  13. When a tree falls over and the root mass tips upward, the soil will remain in place for a few years. Gradually the soil is eroded around the decaying root mass. • Over time the area of root tip is left higher than the area from which it came. The forest gradually becomes a series of micro hills and swales.


  15. DYAD • Describe where you have obtained an experience in a forest. • What do you remember most about this experience?

  16. US Forest Service Research is centered on two areas of work: • Firstis work on • nutrient cycling, • plant nutrition, • soil moisture, • plant growth relationships, • soil microbiological functions • soil quality.

  17. Second = general area of pollution involving: • Sedimentation from soil, • chemical deposition and water flow through ecosystems. • Main research objective : enhance soil and ecosystem sustainability.

  18. This joint National Forest System and Forest Service Research and Development project was initially established to evaluate timber management impacts on long term soil productivity

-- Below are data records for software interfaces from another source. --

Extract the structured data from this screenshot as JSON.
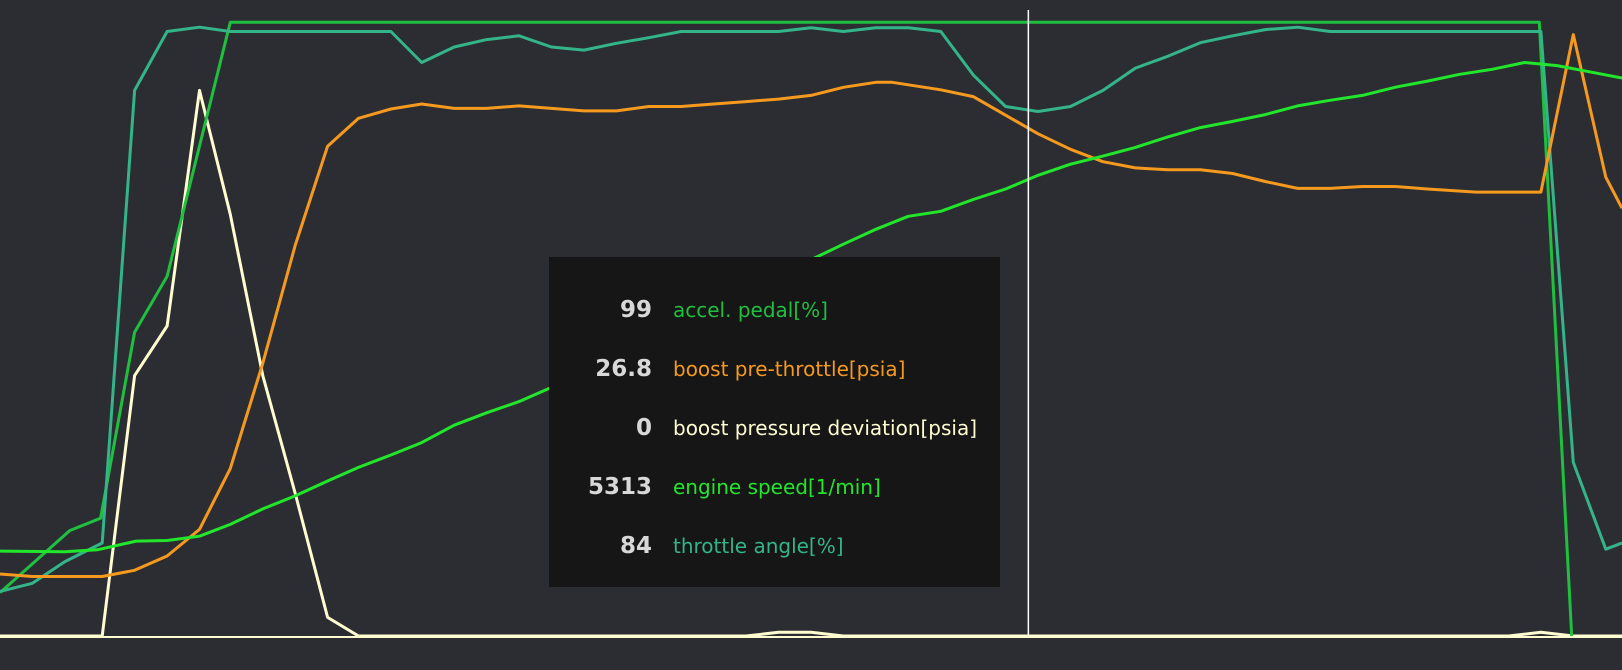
{
  "colors": {
    "background": "#2c2d32",
    "cursor": "#ffffff",
    "baseline": "#fffdd0",
    "tooltip_bg": "#161617"
  },
  "tooltip": {
    "rows": [
      {
        "value": "99",
        "label": "accel. pedal[%]",
        "color": "#1fbf3f"
      },
      {
        "value": "26.8",
        "label": "boost pre-throttle[psia]",
        "color": "#f59a1e"
      },
      {
        "value": "0",
        "label": "boost pressure deviation[psia]",
        "color": "#fffdd0"
      },
      {
        "value": "5313",
        "label": "engine speed[1/min]",
        "color": "#22e62b"
      },
      {
        "value": "84",
        "label": "throttle angle[%]",
        "color": "#34b489"
      }
    ]
  },
  "chart_data": {
    "type": "line",
    "xlim": [
      0,
      100
    ],
    "ylim": [
      0,
      100
    ],
    "cursor_x": 63.4,
    "grid": false,
    "legend": "none",
    "series": [
      {
        "name": "accel. pedal[%]",
        "color": "#1fbf3f",
        "points": [
          [
            0,
            7
          ],
          [
            4.3,
            17
          ],
          [
            6.2,
            19
          ],
          [
            8.3,
            49
          ],
          [
            10.3,
            58
          ],
          [
            14.2,
            99
          ],
          [
            94.9,
            99
          ],
          [
            96.9,
            0
          ]
        ]
      },
      {
        "name": "boost pre-throttle[psia]",
        "color": "#f59a1e",
        "points": [
          [
            0,
            10
          ],
          [
            2,
            9.6
          ],
          [
            6.3,
            9.6
          ],
          [
            8.3,
            10.6
          ],
          [
            10.3,
            12.9
          ],
          [
            12.3,
            17.2
          ],
          [
            14.2,
            27
          ],
          [
            16.2,
            44
          ],
          [
            18.2,
            63
          ],
          [
            20.2,
            79
          ],
          [
            22.1,
            83.5
          ],
          [
            24.1,
            85
          ],
          [
            26,
            85.8
          ],
          [
            28,
            85.1
          ],
          [
            30,
            85.1
          ],
          [
            32,
            85.5
          ],
          [
            34,
            85.1
          ],
          [
            36,
            84.7
          ],
          [
            38,
            84.7
          ],
          [
            40,
            85.4
          ],
          [
            42,
            85.4
          ],
          [
            44,
            85.8
          ],
          [
            46,
            86.2
          ],
          [
            48,
            86.6
          ],
          [
            50,
            87.2
          ],
          [
            52,
            88.5
          ],
          [
            54,
            89.3
          ],
          [
            55,
            89.3
          ],
          [
            57,
            88.5
          ],
          [
            58,
            88.1
          ],
          [
            60,
            87
          ],
          [
            62,
            84
          ],
          [
            64,
            81
          ],
          [
            66,
            78.5
          ],
          [
            68,
            76.5
          ],
          [
            70,
            75.5
          ],
          [
            72,
            75.2
          ],
          [
            74,
            75.2
          ],
          [
            76,
            74.6
          ],
          [
            78,
            73.3
          ],
          [
            80,
            72.2
          ],
          [
            82,
            72.2
          ],
          [
            84,
            72.5
          ],
          [
            86,
            72.5
          ],
          [
            88,
            72.1
          ],
          [
            91,
            71.6
          ],
          [
            93,
            71.6
          ],
          [
            95,
            71.6
          ],
          [
            97,
            97
          ],
          [
            99,
            74
          ],
          [
            100,
            69
          ]
        ]
      },
      {
        "name": "boost pressure deviation[psia]",
        "color": "#fffdd0",
        "points": [
          [
            0,
            0
          ],
          [
            6.3,
            0
          ],
          [
            8.3,
            42
          ],
          [
            10.3,
            50
          ],
          [
            12.3,
            88
          ],
          [
            14.2,
            68
          ],
          [
            16.2,
            42
          ],
          [
            18.2,
            23
          ],
          [
            20.2,
            3
          ],
          [
            22.1,
            0
          ],
          [
            46,
            0
          ],
          [
            48,
            0.6
          ],
          [
            50,
            0.6
          ],
          [
            52,
            0
          ],
          [
            93,
            0
          ],
          [
            95,
            0.6
          ],
          [
            97,
            0
          ],
          [
            100,
            0
          ]
        ]
      },
      {
        "name": "engine speed[1/min]",
        "color": "#22e62b",
        "points": [
          [
            0,
            13.7
          ],
          [
            4,
            13.6
          ],
          [
            6,
            13.9
          ],
          [
            8.4,
            15.3
          ],
          [
            10.3,
            15.4
          ],
          [
            12.3,
            16.1
          ],
          [
            14.2,
            18
          ],
          [
            16.2,
            20.5
          ],
          [
            18.2,
            22.6
          ],
          [
            20.2,
            25
          ],
          [
            22.1,
            27.2
          ],
          [
            24.1,
            29.2
          ],
          [
            26,
            31.2
          ],
          [
            28,
            34
          ],
          [
            30,
            36
          ],
          [
            32,
            37.8
          ],
          [
            34,
            40.1
          ],
          [
            36,
            43
          ],
          [
            38,
            45.5
          ],
          [
            40,
            48
          ],
          [
            42,
            50.5
          ],
          [
            44,
            53.1
          ],
          [
            46,
            55.6
          ],
          [
            48,
            58.2
          ],
          [
            50,
            60.7
          ],
          [
            52,
            63.2
          ],
          [
            54,
            65.6
          ],
          [
            56,
            67.7
          ],
          [
            58,
            68.5
          ],
          [
            60,
            70.4
          ],
          [
            62,
            72.1
          ],
          [
            64,
            74.3
          ],
          [
            66,
            76.1
          ],
          [
            68,
            77.4
          ],
          [
            70,
            78.8
          ],
          [
            72,
            80.5
          ],
          [
            74,
            82
          ],
          [
            76,
            83
          ],
          [
            78,
            84.1
          ],
          [
            80,
            85.5
          ],
          [
            82,
            86.4
          ],
          [
            84,
            87.2
          ],
          [
            86,
            88.5
          ],
          [
            88,
            89.5
          ],
          [
            90,
            90.6
          ],
          [
            92,
            91.4
          ],
          [
            94,
            92.5
          ],
          [
            96,
            92
          ],
          [
            98,
            91
          ],
          [
            100,
            90
          ]
        ]
      },
      {
        "name": "throttle angle[%]",
        "color": "#34b489",
        "points": [
          [
            0,
            7.2
          ],
          [
            2,
            8.5
          ],
          [
            4,
            12
          ],
          [
            6.3,
            15
          ],
          [
            8.3,
            88
          ],
          [
            10.3,
            97.5
          ],
          [
            12.3,
            98.2
          ],
          [
            14.2,
            97.5
          ],
          [
            22.1,
            97.5
          ],
          [
            24.1,
            97.5
          ],
          [
            26,
            92.5
          ],
          [
            28,
            95
          ],
          [
            30,
            96.2
          ],
          [
            32,
            96.8
          ],
          [
            34,
            95
          ],
          [
            36,
            94.5
          ],
          [
            38,
            95.6
          ],
          [
            40,
            96.5
          ],
          [
            42,
            97.5
          ],
          [
            46,
            97.5
          ],
          [
            48,
            97.5
          ],
          [
            50,
            98.1
          ],
          [
            52,
            97.5
          ],
          [
            54,
            98.1
          ],
          [
            56,
            98.1
          ],
          [
            58,
            97.5
          ],
          [
            60,
            90.5
          ],
          [
            62,
            85.4
          ],
          [
            64,
            84.6
          ],
          [
            66,
            85.4
          ],
          [
            68,
            88
          ],
          [
            70,
            91.6
          ],
          [
            72,
            93.5
          ],
          [
            74,
            95.7
          ],
          [
            76,
            96.8
          ],
          [
            78,
            97.8
          ],
          [
            80,
            98.2
          ],
          [
            82,
            97.5
          ],
          [
            86,
            97.5
          ],
          [
            90,
            97.5
          ],
          [
            95,
            97.5
          ],
          [
            97,
            28
          ],
          [
            99,
            14
          ],
          [
            100,
            15
          ]
        ]
      }
    ]
  }
}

  19. To increase the accuracy of the study, monitoring efforts want to: 1) Calibrate changes in soil properties against: 1. stand productivity (trees only) 2. total productivity (all forest vegetation) 2) Evaluate and improve field monitoring methods. 3) Find ways to extend results to other sites.

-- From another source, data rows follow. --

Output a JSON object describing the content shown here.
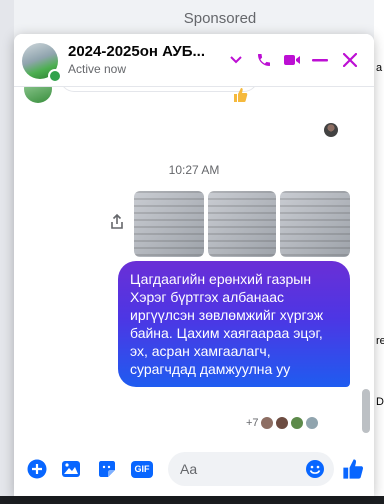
{
  "background": {
    "sponsored_label": "Sponsored",
    "right_fragments": [
      "a",
      "re",
      "D"
    ]
  },
  "chat": {
    "title": "2024-2025он АУБ...",
    "status": "Active now",
    "header_icons": [
      "chevron-down-icon",
      "phone-icon",
      "video-camera-icon",
      "minimize-icon",
      "close-icon"
    ],
    "accent_color": "#bc0fd3",
    "messages": {
      "timestamp": "10:27 AM",
      "photos": [
        "photo-1",
        "photo-2",
        "photo-3"
      ],
      "text": "Цагдаагийн ерөнхий газрын Хэрэг бүртгэх албанаас иргүүлсэн зөвлөмжийг хүргэж байна. Цахим хаягаараа эцэг, эх, асран хамгаалагч, сурагчдад дамжуулна уу",
      "bubble_color": "#4d36e4",
      "reaction_count": "+7"
    },
    "composer": {
      "icons": [
        "plus-circle-icon",
        "image-icon",
        "sticker-icon",
        "gif-icon",
        "emoji-icon",
        "thumbs-up-icon"
      ],
      "gif_label": "GIF",
      "input_placeholder": "Aa",
      "icon_color": "#0866ff"
    }
  }
}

  20. Objectives: 1. Quantify the effects of soil disturbance on soil productivity, 2. Validate standards and methods for soil quality monitoring, and 3. Understand the relationships between soil properties and forest management practices.

  21. Findings from this research will show how changes in site organic matter and soil porosity affect forest health, productivity, and sustainability.

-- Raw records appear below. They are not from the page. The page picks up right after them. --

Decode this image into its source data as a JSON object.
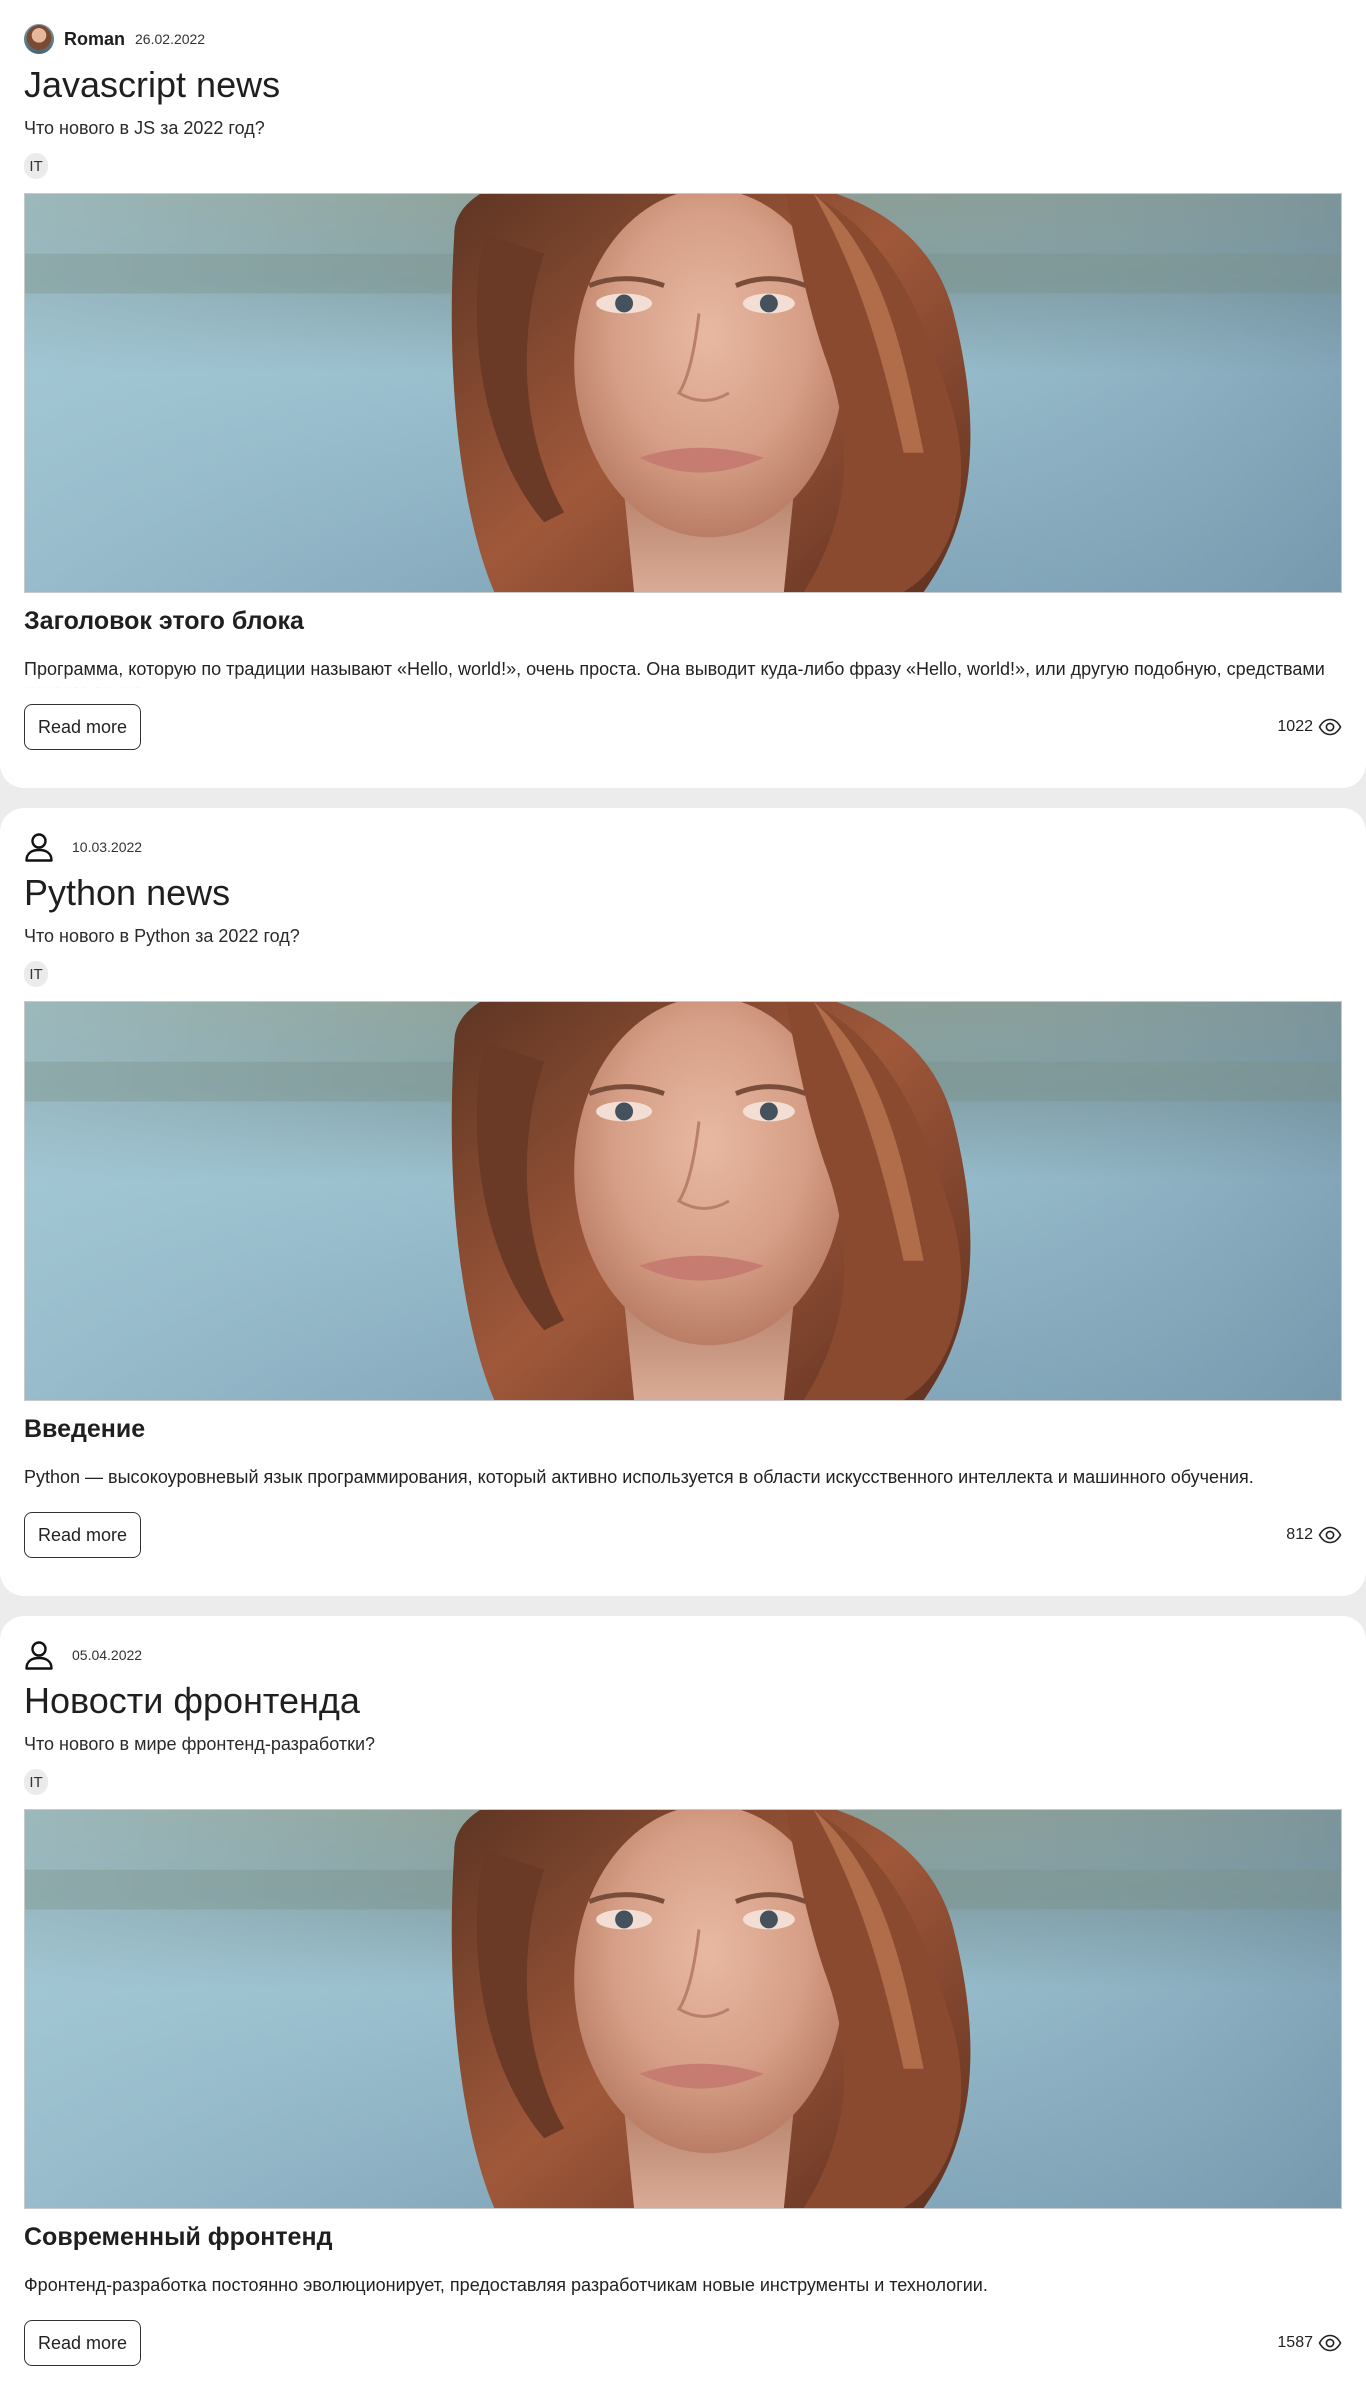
{
  "posts": [
    {
      "author": "Roman",
      "date": "26.02.2022",
      "title": "Javascript news",
      "subtitle": "Что нового в JS за 2022 год?",
      "tag": "IT",
      "block_title": "Заголовок этого блока",
      "block_text": "Программа, которую по традиции называют «Hello, world!», очень проста. Она выводит куда-либо фразу «Hello, world!», или другую подобную, средствами некоего языка.",
      "read_more": "Read more",
      "views": "1022"
    },
    {
      "author": "",
      "date": "10.03.2022",
      "title": "Python news",
      "subtitle": "Что нового в Python за 2022 год?",
      "tag": "IT",
      "block_title": "Введение",
      "block_text": "Python — высокоуровневый язык программирования, который активно используется в области искусственного интеллекта и машинного обучения.",
      "read_more": "Read more",
      "views": "812"
    },
    {
      "author": "",
      "date": "05.04.2022",
      "title": "Новости фронтенда",
      "subtitle": "Что нового в мире фронтенд-разработки?",
      "tag": "IT",
      "block_title": "Современный фронтенд",
      "block_text": "Фронтенд-разработка постоянно эволюционирует, предоставляя разработчикам новые инструменты и технологии.",
      "read_more": "Read more",
      "views": "1587"
    }
  ],
  "icons": {
    "avatar": "avatar-photo",
    "user": "user-icon",
    "views": "eye-icon"
  }
}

  22. LTSP research focuses on the role of soil porosity and organic matter and their effect on the site processes that control productivity. • Long Term Soil Productivity (LTSP) system = experimental sites studied with universities, on the National Forests • The experiments are designed to create varying degrees of stress and to provide measures of biological response and soil recovery. • Sites are on soil types across the nation and are dedicated to long-term research.

  23. Brian Palik and Randy Kolka Silviculture and Forest Soils Research USDA Forest Service - Grand ,Rapids, MN 55744- stationed at Marcel, MN Principal Investigators for (LTSP) research in aspen forests of the Lake States Objectives : (1) determine how changes in soil porosity and organic matter content affect the fundamental processes controlling forest productivity and sustainability; (2) compare responses among major forest types and soil groups in North America

  24. The experimental design is with three levels each of organic matter removal and soil compaction. • Levels of organic matter removal are: (1) bole only harvest (10 cm top diameter); (2) total tree harvest (all aboveground biomass); and (3) total tree harvest plus forest floor removal. • Levels of soil compaction were designed to increase bulk density of the surface 30 cm of soil by 0%, 15%, and 30%. • Studies are in progress on the Marcell Experimental Forest (1991) and on the Ottawa (1992), Chippewa (1993), and Huron Manistee (1994) National Forests.

  25. Similar Study on Commercially Logged Sites • Purpose: To establish linkages between experimental results and actual field conditions on commercially logged sites • Note: the study of forests soils is similar to the study of agricultural soils – determine the management needed for sustained yield and still protect the environment.

  26. The End Forest Trail near Marcel, MN